The Football Association was last night facing major embarrassment over the decision not to award Liverpool a Champions' League place next season if they win the European Cup, when it was revealed that the governing body had broken its own guidelines.
Yesterday, on a recommendation from the Professional Game Board, the FA ruled that the fourth Champions' League place would go to the club that finishes fourth in the Premiership despite an advisory on their website that said the opposite.
Liverpool's unexpected progress to the European Cup final against Milan on 25 May had left the FA in the unenviable position of having to decide whether, in the event of them winning the trophy, Liverpool would be given the opportunity to defend it. The decision was made even more emotive by Everton's current position in fourth place - three points ahead of Liverpool with a game in hand - and Uefa's refusal to give an unprecedented fifth place.
Under pressure to make a decision before the end of the season, the FA finally ruled yesterday that the team finishing fourth in the Premiership would be given the chance to play in the Champions' League next season.

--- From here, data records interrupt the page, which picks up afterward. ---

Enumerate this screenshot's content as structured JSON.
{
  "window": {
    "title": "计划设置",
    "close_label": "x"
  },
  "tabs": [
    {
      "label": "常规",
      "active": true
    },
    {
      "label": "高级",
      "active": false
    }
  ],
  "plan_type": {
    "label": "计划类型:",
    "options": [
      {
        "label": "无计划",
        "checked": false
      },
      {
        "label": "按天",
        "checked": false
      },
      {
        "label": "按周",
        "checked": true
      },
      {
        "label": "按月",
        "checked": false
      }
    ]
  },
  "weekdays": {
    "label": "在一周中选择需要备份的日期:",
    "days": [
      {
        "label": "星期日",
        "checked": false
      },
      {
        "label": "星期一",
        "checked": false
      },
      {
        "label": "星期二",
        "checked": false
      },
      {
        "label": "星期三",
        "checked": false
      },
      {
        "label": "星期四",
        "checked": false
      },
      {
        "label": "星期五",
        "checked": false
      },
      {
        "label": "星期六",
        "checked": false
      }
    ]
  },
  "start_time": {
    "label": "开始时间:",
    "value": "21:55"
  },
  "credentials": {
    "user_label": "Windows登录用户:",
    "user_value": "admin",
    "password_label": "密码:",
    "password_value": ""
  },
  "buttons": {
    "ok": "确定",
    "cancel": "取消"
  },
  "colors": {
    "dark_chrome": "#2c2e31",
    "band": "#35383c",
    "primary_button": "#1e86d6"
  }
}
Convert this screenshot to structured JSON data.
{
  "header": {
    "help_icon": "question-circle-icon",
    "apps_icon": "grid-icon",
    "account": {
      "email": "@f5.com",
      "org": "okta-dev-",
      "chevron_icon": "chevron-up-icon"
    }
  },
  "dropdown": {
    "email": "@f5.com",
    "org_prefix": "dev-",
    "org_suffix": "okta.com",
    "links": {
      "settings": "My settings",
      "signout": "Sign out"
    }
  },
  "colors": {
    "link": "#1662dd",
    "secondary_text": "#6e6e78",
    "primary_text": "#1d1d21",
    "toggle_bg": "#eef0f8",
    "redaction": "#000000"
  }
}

However within hours, The Independent discovered a page on the FA's official website, thefa.com, that ruled that the winners of the European Cup would take the qualifying place even if they finished outside the top four.
The page, that was dated 10 March, 2004, is likely to cause great frustration at the FA who had made every effort to be as fair as possible after both Uefa and the Premier League handed them such a difficult decision. The website explanation which is headed "The Road to Europe: we clear up for you how the European places are awarded" refers to Arsenal and Chelsea's meeting in the semi-final last year.
The page reads: "Should Arsenal or Chelsea win the Champions' League they will automatically qualify for next season's competition but England will not get an extra Champions' League place even if they finish outside the top four in the Premiership. In that scenario the fourth placed team in the Premiership will play in next season's Uefa Cup." Earlier the decision by the FA came after a recommendation by the Professional Game Board, a sub-committee of the main board which is made up of football club chairmen and the Premier League chairman, Dave Richards. The recommendation that it should be the fourth place team in the Premiership that is rewarded with the last Champions' League place was unanimous.
Those involved in making the decision were the Southampton chairman Rupert Lowe, the Arsenal vice-chairman David Dein, Colchester's chairman Peter Heard and Ipswich's David Sheepshanks. The Bolton Wanderers chairman, Phil Gartside, who is also on the PGB was not at the meeting.
It is understood that the mood of the board was that teams who had set out at the start of the season to qualify for the Champions' League on the proviso that fourth place would earn them a place should not find themselves denied by a quirk of fate.
Liverpool's visit to Istanbul for the European Cup final will involve the biggest-ever security operation mounted by Uefa in 49 years of European club competition, the governing body revealed yesterday.
With more supporters than the club's 20,000 ticket allocation can accommodate expected to travel to the Turkish capital, and the memory of the two Leeds supporters killed in Istanbul in April 2000 still fresh, plans are in place to keep rival fans isolated from each other.
While Uefa acknowledges that there is no history of animosity between Liverpool and Milan supporters they have decided to take no chances in managing the movement of supporters around Istanbul. The majority, who are expected to arrive on the day of the match, will arrive at separate airports in the city - one on the European side of the Bosphorus river, the other on the Asian side - and be kept apart.
A Uefa spokesman William Gaillard said that the event would be the "most important, complex operation we [Uefa] have ever staged [for club football]", but he defended the capability of Istanbul to host the final. There are understood to be misgivings within the Liverpool club hierarchy about the advisability of holding the final in a city that has a history of football violence.
In order to allay fears about the possibility of clashes between supporters and locals, like those five years ago which resulted in the deaths of two Leeds fans before a Uefa Cup match against Galatasaray, Uefa have set up completely separate facilities for supporters. Fans will be taken directly from the airport to sites outside the city centre where those with tickets will be provided with buses to take them to the stadium.Reuse content